View of St. Mark's English Church, Florence.
Reviewed by James Karas
How is this for an opera season: forty-five performances of ten operas and an evening of love duets. Most opera companies don’t come even near those numbers.
Early September can be a dry month for operas in many cities. But that does not apply tp Florence, Italy where St. Mark’s Opera Company started its fall season on September 2.
Producing opera in St. Mark’s, the English Church in Florence, is like entering a boxing match with one hand tied behind your back. The odds are stacked against you but that does not mean you will not get in a lot of jabs and hooks to leave your supporters cheering.
The programme lists only four singers, a pianist and a Narrator. The latter is Franz Moser who, with his wife Ilse, founded the opera company that is now in its twelfth season. No director is listed and I will assume that Moser does that job. He is also the audience welcoming committee, the prop mover between acts and who knows what else.
Much credit goes to the singers who perform under less than ideal conditions. Elise Efremov is a lovely and lively Susanna. She sings beautifully in challenging surroundings and is spritely and comic. Alvaro Lozano has a good, big voice but he suffered from the acoustics of the Church.
Chiara Panacci was a moving Contessa Almaviva. One could see why the Count’s eye may stray toward the lively Susanna but Panacci’s rendition of her two great arias, “Porgi amor” and “Dove sono” convince us that she deserves to be treated well.
Franco Rossi as Almaviva was impressive and when caught acting like a fool with an axe in his hand, he was quite funny. Eva Mabellini was fine vocally as a red-haired Cherubino but she was somewhat stilted in a role that requires a body trembling with sexual excitement.
All the other characters and the chorus were deleted and as a result the opera was done in two hours including an intermission.
The vaulted ceiling of St. Mark’s Church is not opera-friendly. The piano playing of Eugenio Milazzo displayed some very intricate finger acrobatics but it suffered for coming out fortissimo because of the acoustics when less volume would have been more pleasing to the ear. The same fate befell the singers especially the strong, low registers of Rossi and Lozano.
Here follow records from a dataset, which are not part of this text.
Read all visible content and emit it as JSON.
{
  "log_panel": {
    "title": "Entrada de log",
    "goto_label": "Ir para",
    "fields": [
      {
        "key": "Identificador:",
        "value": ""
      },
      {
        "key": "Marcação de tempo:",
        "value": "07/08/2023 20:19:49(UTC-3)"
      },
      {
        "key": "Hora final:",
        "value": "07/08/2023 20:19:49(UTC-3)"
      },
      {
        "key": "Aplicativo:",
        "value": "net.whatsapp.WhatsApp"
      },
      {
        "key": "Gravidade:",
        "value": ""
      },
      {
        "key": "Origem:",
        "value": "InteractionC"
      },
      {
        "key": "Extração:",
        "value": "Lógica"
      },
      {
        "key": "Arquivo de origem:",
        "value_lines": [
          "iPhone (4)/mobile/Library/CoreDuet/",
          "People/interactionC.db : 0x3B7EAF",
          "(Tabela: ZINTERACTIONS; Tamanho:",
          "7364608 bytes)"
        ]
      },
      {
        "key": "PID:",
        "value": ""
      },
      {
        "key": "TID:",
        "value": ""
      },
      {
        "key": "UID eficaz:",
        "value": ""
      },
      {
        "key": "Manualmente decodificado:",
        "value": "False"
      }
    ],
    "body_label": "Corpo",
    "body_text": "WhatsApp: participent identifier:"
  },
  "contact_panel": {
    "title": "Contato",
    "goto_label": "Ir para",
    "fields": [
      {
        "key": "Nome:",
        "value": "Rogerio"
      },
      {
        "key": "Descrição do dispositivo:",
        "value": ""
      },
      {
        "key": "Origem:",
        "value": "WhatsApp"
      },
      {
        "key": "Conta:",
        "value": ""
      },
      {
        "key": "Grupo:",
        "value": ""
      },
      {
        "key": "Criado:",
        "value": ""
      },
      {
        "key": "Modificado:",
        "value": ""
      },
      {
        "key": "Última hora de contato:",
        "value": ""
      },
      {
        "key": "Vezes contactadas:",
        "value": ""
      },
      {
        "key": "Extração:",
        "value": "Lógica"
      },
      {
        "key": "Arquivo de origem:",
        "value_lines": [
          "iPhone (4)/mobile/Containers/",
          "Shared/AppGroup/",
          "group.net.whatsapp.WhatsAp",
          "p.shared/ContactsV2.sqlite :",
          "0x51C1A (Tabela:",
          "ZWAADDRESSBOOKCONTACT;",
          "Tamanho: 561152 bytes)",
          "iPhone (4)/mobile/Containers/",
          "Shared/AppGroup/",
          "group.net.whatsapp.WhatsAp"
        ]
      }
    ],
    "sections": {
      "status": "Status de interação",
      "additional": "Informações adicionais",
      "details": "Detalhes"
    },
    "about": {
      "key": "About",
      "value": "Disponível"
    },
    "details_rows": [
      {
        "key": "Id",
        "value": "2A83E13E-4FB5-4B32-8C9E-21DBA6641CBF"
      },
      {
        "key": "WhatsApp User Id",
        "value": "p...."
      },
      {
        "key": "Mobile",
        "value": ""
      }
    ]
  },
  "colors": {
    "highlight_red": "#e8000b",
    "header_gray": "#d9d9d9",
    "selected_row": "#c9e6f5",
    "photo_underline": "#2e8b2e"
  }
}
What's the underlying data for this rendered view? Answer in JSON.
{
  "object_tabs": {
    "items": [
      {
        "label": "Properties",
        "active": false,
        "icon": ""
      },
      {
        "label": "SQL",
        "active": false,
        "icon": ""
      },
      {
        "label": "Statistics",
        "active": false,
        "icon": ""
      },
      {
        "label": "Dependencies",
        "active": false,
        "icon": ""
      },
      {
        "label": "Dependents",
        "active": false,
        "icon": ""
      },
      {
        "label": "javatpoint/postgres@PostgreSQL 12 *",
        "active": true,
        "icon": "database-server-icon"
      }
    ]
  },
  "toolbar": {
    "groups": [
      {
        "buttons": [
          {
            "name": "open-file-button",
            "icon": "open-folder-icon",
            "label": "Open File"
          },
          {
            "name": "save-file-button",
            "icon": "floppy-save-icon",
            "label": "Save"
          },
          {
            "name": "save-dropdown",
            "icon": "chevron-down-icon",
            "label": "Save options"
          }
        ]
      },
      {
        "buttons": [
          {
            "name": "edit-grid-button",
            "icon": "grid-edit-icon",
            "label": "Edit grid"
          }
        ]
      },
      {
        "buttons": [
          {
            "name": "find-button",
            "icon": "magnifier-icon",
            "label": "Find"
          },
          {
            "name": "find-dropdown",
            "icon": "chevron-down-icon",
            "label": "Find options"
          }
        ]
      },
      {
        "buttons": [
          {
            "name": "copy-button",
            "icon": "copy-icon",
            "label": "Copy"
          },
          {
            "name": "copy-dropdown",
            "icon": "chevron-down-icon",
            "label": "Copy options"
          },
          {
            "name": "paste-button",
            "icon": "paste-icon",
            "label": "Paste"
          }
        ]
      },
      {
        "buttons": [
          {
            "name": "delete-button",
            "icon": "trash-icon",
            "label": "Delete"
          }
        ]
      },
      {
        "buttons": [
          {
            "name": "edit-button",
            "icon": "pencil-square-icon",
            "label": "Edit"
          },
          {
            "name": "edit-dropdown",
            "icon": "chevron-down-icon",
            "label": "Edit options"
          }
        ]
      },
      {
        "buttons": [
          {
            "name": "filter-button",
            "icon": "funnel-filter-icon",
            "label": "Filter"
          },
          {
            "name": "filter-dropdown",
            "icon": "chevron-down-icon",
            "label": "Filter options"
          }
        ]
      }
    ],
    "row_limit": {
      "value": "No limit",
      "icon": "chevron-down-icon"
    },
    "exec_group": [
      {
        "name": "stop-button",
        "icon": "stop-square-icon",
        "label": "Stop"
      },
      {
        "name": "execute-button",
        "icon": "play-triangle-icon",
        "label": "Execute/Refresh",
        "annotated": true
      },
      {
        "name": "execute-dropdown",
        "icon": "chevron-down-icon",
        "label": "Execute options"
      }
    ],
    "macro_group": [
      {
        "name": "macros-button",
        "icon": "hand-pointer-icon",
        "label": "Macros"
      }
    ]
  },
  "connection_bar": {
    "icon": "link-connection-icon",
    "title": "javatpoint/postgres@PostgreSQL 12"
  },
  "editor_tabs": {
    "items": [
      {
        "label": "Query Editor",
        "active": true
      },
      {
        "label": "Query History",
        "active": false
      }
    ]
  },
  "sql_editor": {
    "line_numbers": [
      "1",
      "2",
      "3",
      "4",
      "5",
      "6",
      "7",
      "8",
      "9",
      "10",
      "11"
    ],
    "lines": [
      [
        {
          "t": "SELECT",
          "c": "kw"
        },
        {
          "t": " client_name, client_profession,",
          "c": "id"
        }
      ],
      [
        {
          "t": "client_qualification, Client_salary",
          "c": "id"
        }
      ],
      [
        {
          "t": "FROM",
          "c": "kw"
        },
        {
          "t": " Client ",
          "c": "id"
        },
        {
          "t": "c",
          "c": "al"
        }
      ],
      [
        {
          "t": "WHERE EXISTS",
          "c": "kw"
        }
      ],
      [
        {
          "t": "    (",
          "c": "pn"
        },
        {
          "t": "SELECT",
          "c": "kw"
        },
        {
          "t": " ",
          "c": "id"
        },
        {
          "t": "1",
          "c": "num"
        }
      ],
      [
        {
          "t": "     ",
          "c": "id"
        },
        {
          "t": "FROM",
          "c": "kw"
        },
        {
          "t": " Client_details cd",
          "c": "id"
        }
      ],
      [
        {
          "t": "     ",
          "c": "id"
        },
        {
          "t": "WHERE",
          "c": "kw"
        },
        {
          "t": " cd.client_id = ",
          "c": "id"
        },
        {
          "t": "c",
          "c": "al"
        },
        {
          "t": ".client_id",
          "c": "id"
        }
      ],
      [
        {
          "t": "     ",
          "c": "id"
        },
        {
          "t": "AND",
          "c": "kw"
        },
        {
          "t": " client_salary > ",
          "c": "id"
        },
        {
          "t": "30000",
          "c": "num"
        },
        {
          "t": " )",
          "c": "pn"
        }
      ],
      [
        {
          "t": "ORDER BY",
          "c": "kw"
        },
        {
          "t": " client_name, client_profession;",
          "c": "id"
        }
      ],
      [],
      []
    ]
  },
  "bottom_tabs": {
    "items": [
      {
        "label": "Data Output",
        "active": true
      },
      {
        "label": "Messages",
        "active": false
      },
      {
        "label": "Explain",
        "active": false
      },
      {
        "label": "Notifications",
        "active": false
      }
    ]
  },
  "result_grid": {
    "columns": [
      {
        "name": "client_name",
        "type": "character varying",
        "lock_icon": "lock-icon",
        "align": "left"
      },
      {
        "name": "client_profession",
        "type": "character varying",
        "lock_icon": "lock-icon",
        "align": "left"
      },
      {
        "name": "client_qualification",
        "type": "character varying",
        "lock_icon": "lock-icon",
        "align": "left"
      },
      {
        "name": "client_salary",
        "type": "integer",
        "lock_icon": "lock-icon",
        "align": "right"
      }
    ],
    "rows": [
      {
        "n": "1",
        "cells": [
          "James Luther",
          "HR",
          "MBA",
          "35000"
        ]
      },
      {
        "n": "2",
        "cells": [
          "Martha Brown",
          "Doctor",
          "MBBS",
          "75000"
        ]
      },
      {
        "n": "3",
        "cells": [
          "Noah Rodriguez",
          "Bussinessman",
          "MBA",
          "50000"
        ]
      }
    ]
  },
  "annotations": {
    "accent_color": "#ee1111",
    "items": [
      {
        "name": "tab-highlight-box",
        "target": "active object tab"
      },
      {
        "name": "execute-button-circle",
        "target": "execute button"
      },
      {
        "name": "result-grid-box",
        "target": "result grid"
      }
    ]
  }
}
The sopranos fared better.
In the tiny playing area of the church there is hardly much room for maneuvering and the set consisted of a couch and a few essential furniture. The seats did not allow much of a view and we had to settle for seeing most things above the knees of the singers.
Yes, this is not La Scala but there is an intimacy and a sense of opera in the raw and on the inexpensive all worthwhile.